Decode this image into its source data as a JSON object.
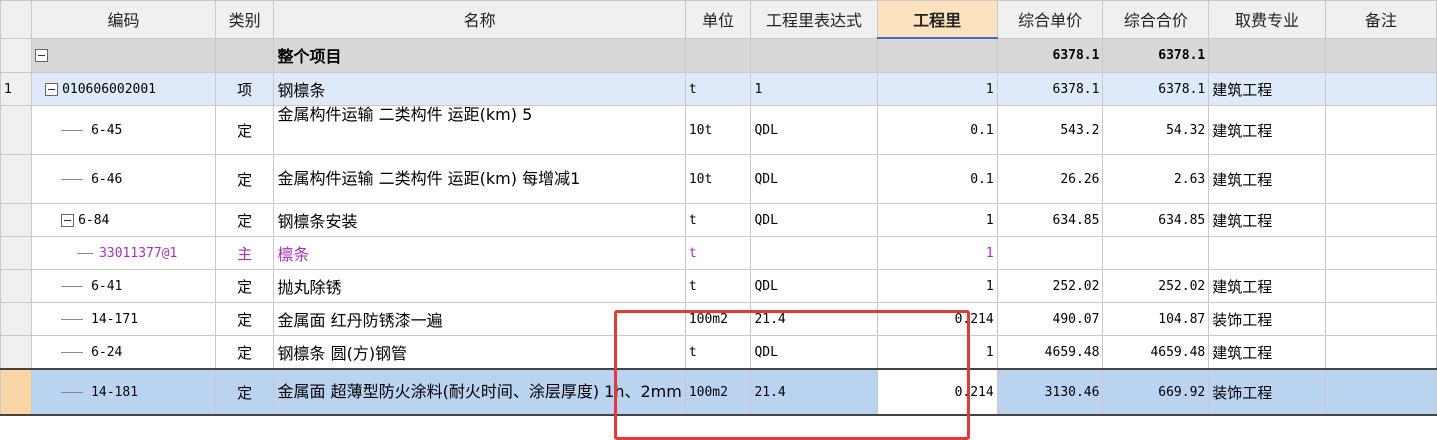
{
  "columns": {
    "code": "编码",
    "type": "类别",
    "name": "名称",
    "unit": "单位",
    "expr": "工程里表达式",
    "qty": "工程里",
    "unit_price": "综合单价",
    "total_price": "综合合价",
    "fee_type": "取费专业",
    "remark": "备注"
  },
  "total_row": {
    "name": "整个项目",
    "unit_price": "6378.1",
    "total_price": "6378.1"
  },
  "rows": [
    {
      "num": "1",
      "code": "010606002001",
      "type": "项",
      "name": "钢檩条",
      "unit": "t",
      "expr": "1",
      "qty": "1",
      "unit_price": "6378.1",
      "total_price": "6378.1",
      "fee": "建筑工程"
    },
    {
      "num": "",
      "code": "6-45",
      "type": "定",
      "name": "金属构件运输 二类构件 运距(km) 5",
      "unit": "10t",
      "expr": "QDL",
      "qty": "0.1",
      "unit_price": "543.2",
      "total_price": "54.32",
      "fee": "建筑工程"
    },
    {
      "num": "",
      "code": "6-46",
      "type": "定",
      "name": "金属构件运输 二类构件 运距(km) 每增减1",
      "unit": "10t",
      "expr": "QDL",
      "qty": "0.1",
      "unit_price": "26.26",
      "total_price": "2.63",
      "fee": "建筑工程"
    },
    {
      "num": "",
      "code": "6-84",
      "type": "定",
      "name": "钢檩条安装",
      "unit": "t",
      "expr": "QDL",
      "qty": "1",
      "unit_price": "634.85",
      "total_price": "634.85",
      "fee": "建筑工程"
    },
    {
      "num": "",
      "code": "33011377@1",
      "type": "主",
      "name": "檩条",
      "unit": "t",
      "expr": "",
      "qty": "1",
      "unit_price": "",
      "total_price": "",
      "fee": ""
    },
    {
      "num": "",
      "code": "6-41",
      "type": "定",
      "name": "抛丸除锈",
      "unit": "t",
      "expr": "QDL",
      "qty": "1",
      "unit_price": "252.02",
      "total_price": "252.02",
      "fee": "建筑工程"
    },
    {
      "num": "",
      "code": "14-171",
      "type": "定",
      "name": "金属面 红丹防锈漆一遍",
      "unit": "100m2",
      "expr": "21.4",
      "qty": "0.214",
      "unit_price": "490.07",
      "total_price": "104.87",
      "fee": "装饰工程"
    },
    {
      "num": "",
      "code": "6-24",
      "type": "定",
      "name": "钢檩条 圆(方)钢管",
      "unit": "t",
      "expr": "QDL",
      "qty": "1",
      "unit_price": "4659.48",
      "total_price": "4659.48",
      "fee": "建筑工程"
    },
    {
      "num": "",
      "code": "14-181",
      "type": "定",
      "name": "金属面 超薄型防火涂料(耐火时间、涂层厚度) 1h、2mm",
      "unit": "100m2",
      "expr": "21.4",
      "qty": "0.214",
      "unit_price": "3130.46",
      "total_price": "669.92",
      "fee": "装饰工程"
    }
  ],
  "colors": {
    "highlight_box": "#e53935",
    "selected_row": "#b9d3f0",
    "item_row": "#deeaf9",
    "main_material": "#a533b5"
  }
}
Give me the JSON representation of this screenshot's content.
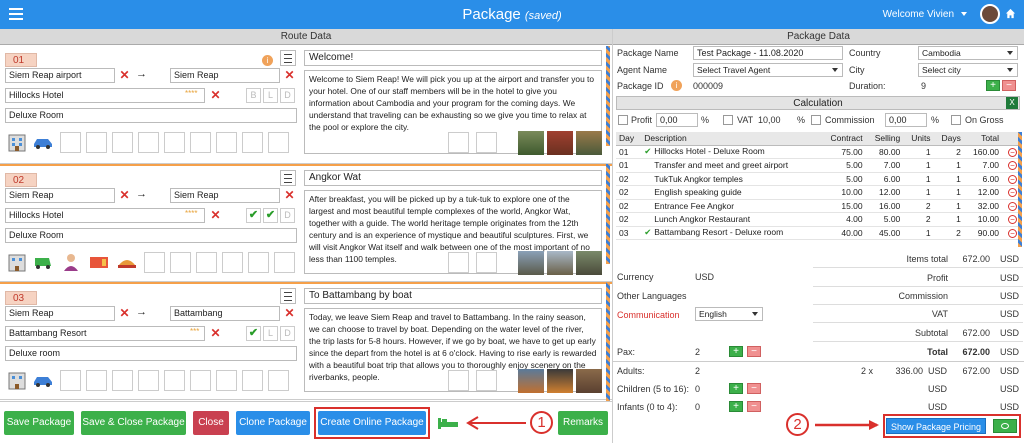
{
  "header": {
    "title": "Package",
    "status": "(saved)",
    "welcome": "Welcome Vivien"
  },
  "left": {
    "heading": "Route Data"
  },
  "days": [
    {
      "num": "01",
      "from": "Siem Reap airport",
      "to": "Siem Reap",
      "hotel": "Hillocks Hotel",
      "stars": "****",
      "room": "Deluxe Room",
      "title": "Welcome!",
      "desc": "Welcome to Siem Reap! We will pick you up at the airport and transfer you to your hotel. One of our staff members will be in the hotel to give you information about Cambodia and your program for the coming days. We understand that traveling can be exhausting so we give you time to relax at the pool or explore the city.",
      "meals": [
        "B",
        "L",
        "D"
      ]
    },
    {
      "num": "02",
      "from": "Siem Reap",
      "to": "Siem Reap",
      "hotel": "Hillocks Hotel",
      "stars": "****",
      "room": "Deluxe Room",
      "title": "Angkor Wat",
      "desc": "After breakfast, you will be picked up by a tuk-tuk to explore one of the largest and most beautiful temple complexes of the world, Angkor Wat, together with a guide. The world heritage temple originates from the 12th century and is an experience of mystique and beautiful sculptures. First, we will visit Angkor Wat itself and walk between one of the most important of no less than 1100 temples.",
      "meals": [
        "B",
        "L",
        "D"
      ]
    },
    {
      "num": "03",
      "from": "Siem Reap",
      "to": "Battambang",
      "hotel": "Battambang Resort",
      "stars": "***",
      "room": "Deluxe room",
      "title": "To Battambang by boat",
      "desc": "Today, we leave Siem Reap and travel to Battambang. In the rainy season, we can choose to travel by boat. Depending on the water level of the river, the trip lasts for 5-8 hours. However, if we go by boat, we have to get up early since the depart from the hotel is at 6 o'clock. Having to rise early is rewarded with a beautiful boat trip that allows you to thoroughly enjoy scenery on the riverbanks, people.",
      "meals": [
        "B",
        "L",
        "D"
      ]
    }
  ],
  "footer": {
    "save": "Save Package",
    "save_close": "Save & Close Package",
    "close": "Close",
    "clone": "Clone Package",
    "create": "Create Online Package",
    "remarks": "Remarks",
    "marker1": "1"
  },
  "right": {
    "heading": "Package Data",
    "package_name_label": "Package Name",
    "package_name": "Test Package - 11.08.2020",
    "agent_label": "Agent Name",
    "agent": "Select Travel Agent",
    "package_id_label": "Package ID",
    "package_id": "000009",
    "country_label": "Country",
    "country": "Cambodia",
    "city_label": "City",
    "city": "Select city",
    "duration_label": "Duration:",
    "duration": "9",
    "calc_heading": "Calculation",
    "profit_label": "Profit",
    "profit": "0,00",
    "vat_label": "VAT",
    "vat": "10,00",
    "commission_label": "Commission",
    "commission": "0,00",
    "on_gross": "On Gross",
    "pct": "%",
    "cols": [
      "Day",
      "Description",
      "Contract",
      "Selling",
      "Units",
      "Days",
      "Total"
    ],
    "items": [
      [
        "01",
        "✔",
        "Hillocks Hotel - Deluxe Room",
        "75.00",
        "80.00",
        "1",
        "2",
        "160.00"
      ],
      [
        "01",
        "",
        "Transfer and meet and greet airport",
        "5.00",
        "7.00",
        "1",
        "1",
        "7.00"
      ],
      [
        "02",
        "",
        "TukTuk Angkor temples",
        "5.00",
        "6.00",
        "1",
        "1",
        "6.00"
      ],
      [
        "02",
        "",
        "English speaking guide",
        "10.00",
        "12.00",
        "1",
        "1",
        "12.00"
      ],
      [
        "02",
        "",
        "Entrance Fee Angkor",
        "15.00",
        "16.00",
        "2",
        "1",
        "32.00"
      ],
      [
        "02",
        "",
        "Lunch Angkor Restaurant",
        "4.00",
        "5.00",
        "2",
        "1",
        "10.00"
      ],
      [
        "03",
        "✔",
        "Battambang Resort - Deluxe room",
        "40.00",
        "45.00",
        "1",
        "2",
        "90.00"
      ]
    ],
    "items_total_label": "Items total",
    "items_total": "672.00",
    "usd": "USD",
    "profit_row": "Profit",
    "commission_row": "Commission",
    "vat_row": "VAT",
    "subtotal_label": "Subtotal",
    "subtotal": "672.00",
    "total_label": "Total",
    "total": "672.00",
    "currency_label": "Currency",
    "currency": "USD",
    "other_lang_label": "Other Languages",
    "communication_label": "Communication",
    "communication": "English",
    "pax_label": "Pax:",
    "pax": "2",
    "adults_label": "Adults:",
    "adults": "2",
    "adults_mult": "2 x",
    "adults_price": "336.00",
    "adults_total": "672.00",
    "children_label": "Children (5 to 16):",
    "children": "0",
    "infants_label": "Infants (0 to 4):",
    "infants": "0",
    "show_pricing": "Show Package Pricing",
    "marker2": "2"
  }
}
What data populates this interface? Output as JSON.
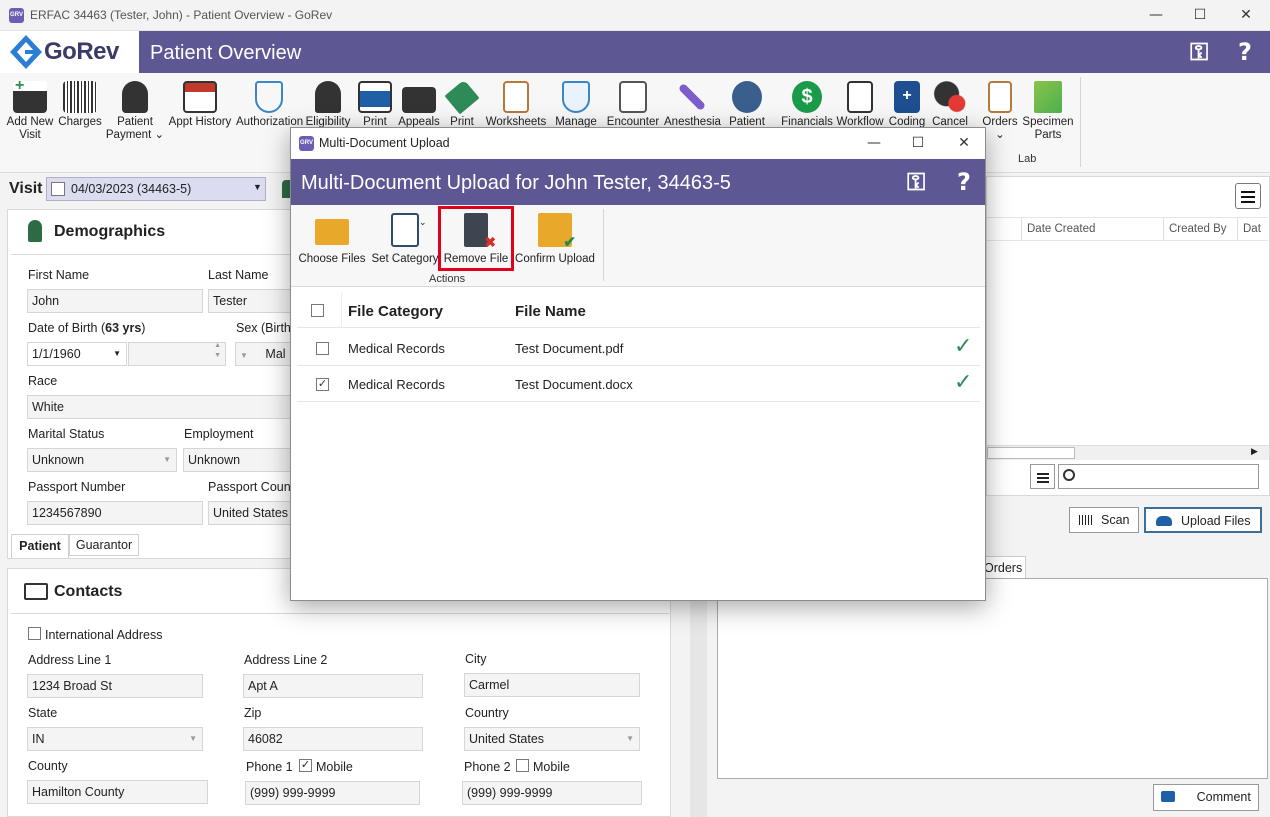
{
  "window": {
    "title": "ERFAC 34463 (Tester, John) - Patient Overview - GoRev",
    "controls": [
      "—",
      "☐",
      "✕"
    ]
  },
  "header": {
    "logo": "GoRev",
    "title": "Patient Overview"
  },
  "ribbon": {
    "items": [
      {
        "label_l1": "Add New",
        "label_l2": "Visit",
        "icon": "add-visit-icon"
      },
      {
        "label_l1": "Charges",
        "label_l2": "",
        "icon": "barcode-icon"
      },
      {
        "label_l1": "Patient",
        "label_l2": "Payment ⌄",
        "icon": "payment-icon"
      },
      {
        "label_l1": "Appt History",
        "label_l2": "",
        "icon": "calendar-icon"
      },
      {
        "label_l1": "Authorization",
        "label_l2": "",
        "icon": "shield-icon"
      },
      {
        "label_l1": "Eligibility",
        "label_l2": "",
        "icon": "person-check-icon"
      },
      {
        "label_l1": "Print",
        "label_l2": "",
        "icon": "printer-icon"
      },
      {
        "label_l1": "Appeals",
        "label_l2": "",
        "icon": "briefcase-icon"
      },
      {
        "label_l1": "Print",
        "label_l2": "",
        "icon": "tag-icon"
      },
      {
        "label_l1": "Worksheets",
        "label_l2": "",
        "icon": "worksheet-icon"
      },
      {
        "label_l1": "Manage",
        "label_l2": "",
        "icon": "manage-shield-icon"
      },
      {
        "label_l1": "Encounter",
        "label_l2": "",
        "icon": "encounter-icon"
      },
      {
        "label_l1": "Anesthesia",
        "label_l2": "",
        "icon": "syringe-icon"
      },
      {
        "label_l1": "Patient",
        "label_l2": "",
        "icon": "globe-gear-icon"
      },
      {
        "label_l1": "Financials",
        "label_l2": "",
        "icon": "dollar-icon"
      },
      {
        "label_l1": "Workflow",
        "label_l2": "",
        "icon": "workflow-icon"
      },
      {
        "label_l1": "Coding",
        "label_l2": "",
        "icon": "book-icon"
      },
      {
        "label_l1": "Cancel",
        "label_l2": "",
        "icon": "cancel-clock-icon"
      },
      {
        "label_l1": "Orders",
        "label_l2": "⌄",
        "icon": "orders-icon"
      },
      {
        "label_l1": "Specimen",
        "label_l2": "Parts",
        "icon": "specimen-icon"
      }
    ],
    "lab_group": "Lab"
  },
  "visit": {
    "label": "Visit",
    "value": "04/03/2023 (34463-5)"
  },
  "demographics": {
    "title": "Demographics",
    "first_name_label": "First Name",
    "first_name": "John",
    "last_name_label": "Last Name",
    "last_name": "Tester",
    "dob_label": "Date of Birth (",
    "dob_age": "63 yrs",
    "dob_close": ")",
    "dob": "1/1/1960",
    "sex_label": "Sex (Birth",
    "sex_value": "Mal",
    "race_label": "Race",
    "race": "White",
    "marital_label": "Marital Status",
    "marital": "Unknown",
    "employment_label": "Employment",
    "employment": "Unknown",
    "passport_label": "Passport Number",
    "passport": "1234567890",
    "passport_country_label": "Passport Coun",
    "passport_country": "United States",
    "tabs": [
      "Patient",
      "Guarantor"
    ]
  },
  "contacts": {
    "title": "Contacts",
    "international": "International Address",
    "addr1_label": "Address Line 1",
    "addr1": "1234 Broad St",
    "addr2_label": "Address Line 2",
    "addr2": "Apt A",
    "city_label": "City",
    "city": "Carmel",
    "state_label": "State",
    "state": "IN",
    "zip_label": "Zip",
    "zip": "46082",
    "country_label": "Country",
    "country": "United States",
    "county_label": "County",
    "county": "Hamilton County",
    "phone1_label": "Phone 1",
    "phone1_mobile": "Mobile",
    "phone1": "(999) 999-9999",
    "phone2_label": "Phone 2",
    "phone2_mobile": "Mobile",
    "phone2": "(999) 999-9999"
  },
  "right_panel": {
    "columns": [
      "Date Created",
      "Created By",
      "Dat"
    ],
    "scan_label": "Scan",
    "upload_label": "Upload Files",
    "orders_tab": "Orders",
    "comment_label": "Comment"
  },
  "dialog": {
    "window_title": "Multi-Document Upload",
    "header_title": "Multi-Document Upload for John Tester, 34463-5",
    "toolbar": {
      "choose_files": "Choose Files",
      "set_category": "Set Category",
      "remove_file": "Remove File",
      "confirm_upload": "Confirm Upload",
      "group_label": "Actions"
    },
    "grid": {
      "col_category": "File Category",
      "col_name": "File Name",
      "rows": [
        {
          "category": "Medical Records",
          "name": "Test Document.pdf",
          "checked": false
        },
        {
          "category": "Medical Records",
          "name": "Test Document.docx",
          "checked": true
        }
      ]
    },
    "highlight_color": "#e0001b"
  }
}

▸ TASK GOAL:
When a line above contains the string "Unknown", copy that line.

▸ YOUR RESPONSE:
    "marital": "Unknown",
    "employment": "Unknown",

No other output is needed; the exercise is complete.